What sets Atwood apart from the many others lying next to him in Hill Side Cemetery are three remarkable minutes in his largely unremarkable life.
Atwood probably didn't think much of those three minutes at the time; most of his contemporaries didn't either. And even the individual who spoke during those three minutes thought "the world will little note, nor long remember what we say here."
Thomas Olsen grew up on a farm in Norway.
Then in 1923 he and his wife Randi immigrated to the United States, landing in New York. But the city life wasn't for him. He told his wife, "it's no way for a man to live" and every week he'd stash money aside in hopes to move to the country.
Donovan finished the second part of his three-part self-published volume on the history of NARH last fall. This second part ends at 1955, just as the "new" hospital opened. The first volume covers its establishment up until 1910.

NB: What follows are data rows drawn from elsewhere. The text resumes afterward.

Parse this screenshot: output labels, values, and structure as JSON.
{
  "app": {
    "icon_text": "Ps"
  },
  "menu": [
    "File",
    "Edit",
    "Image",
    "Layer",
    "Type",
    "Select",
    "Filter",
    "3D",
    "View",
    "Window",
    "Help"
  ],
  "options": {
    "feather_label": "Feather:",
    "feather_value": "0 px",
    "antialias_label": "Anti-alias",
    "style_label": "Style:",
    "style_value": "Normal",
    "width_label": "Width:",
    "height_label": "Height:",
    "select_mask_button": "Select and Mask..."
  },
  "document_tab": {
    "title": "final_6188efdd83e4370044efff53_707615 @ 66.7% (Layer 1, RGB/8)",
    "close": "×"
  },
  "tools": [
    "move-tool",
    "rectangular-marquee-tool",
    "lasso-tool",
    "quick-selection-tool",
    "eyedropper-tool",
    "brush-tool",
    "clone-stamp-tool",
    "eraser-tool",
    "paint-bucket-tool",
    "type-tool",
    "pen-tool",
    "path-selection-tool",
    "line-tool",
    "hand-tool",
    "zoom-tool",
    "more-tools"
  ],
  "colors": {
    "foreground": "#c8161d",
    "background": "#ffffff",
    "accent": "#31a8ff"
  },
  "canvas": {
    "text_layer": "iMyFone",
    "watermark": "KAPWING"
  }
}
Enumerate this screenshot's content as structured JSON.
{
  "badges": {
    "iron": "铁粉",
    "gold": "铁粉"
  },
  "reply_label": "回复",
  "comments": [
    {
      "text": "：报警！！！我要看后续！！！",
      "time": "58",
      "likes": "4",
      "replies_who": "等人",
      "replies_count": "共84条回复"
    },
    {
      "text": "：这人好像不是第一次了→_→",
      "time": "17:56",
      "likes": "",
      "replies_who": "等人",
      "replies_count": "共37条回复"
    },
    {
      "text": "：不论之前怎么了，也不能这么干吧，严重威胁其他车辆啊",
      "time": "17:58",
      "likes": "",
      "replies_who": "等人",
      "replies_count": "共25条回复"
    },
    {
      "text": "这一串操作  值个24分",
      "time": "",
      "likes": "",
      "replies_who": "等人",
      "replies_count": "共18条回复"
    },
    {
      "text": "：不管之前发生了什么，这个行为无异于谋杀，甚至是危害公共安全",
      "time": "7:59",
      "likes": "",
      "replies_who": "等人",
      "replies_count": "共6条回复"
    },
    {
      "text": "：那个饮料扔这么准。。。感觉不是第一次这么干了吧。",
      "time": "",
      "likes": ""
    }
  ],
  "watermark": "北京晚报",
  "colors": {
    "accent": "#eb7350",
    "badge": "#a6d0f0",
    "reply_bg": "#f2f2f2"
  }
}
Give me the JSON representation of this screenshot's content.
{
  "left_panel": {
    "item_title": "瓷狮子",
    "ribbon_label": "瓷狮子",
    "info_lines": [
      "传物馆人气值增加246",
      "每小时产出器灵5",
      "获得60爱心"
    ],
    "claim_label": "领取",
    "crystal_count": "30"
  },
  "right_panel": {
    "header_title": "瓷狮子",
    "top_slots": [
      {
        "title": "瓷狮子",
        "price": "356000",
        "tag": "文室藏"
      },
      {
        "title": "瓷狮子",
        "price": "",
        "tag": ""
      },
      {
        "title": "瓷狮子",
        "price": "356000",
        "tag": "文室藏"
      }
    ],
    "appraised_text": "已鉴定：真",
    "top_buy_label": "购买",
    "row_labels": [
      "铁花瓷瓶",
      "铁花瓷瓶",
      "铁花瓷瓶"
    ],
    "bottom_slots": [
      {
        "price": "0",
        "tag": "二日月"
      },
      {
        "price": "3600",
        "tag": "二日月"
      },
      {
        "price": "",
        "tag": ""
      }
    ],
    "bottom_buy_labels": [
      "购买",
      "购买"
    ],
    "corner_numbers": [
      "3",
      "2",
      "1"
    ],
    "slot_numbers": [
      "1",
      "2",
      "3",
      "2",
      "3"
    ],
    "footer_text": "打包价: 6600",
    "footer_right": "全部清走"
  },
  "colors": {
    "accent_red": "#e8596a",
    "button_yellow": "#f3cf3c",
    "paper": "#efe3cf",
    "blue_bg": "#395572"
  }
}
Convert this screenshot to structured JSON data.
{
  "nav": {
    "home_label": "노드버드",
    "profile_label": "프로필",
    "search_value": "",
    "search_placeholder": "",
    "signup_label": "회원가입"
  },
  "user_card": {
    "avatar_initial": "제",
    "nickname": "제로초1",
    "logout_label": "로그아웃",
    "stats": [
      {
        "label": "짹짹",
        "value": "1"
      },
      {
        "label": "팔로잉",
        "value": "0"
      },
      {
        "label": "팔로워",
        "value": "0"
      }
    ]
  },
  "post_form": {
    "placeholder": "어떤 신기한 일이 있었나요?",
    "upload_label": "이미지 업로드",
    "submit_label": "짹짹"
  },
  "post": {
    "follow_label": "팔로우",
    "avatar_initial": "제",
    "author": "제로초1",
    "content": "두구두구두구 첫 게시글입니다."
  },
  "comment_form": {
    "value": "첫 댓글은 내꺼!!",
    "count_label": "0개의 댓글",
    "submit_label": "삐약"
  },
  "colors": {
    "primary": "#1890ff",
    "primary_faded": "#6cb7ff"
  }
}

The hospital was opened after a tragic train crash two years before. Built for about $20,000 including land, the imposing three-story, brick and limestone "cottage" style structure facing south took 16 months to complete. It had 12 beds and, that first year, had a pa